Nielsen has announced a new ratings system that takes into account tweets about a show as well as the audience exposed to those tweets. As Scandal fans already know, the second-screen experience has become an essential part of viewing some television shows, and Twitter is trying to make the platform appealing to media partners as a possible way of increasing revenue.
The way the system works is that a tweet that appears in a user's feed is known as an impression, so while a relatively small amount of the viewership is actively tweeting about a television show, a much larger audience is seeing the chatter. For example, via the Los Angeles Times, a show like The Voice has an online audience 50 times greater than the number of people actually tweeting. Nielsen "also has identified 35,000 Twitter accounts, created by networks, actors, athletes, professional sports teams and others associated with TV programming."
Online interaction with media is fast becoming a metric of success in various parts of the entertainment industry. At the beginning of the year, Billboard began counting YouTube views in its chart calculations, propelling one-hit wonder Baauer's "Harlem Shake" to the top position.

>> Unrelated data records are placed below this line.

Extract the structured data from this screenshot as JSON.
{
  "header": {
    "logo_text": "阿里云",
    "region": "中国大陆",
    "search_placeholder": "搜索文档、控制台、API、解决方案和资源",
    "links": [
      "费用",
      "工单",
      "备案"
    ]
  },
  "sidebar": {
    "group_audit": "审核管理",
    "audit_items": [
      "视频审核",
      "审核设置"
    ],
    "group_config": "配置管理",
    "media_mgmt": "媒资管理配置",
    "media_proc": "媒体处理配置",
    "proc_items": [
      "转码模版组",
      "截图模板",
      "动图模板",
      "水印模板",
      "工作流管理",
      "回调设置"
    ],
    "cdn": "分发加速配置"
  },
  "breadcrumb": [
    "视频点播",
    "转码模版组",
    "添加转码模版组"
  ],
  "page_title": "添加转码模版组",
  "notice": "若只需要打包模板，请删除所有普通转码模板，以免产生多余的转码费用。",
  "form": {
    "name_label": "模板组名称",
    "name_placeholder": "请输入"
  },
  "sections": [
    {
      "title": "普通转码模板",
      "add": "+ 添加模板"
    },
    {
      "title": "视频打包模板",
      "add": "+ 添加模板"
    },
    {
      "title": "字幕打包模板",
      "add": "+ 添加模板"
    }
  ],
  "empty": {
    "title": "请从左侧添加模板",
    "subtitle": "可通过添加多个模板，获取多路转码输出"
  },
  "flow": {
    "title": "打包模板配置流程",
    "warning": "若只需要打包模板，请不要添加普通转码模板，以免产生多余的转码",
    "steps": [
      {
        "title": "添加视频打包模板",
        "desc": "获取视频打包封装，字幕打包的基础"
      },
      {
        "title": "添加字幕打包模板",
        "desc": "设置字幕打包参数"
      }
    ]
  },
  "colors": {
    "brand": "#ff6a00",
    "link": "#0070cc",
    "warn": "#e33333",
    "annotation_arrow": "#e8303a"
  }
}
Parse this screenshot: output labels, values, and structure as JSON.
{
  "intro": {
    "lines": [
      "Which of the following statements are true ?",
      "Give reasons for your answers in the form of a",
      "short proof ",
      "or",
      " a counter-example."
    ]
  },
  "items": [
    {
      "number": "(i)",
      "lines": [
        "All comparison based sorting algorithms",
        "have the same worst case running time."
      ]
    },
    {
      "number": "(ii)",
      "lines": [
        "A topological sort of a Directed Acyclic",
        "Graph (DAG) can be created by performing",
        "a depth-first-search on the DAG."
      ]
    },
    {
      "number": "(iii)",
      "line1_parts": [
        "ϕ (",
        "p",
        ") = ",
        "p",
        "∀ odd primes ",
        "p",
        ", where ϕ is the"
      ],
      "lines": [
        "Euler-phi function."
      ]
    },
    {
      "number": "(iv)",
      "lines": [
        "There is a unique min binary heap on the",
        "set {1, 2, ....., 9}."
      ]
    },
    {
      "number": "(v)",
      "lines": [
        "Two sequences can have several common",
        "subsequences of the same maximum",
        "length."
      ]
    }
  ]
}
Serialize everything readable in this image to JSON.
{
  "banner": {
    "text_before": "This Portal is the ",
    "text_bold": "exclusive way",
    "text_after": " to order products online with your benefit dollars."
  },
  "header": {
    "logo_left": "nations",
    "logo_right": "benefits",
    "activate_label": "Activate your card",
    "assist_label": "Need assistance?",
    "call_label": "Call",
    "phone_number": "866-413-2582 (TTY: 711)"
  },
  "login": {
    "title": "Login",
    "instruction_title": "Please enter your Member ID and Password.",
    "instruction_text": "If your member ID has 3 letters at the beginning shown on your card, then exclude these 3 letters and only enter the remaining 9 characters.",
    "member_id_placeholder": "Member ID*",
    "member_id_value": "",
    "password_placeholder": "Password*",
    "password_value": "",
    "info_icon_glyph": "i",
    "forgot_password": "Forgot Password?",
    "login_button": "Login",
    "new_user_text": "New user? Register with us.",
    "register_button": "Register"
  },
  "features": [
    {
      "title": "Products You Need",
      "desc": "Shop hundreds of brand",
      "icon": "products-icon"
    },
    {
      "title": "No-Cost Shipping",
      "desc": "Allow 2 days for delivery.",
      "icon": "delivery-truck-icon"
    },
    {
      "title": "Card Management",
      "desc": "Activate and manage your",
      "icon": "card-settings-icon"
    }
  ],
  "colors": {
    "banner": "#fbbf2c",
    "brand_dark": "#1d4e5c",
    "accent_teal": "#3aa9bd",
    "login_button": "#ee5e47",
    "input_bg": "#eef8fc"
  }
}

Additionally, Nielsen itself also started counting online television views as well a few months ago.
Though Nielsen's new system is a separate metric from its main TV ratings system, it's still another way for networks and their advertisers to judge the reach of their message. It's possible that in the face of th DVR, social media is making TV appointment viewing again. It's unclear if that trend will carry over to a more asynchronous viewing event like filmgoing, but hopefully not.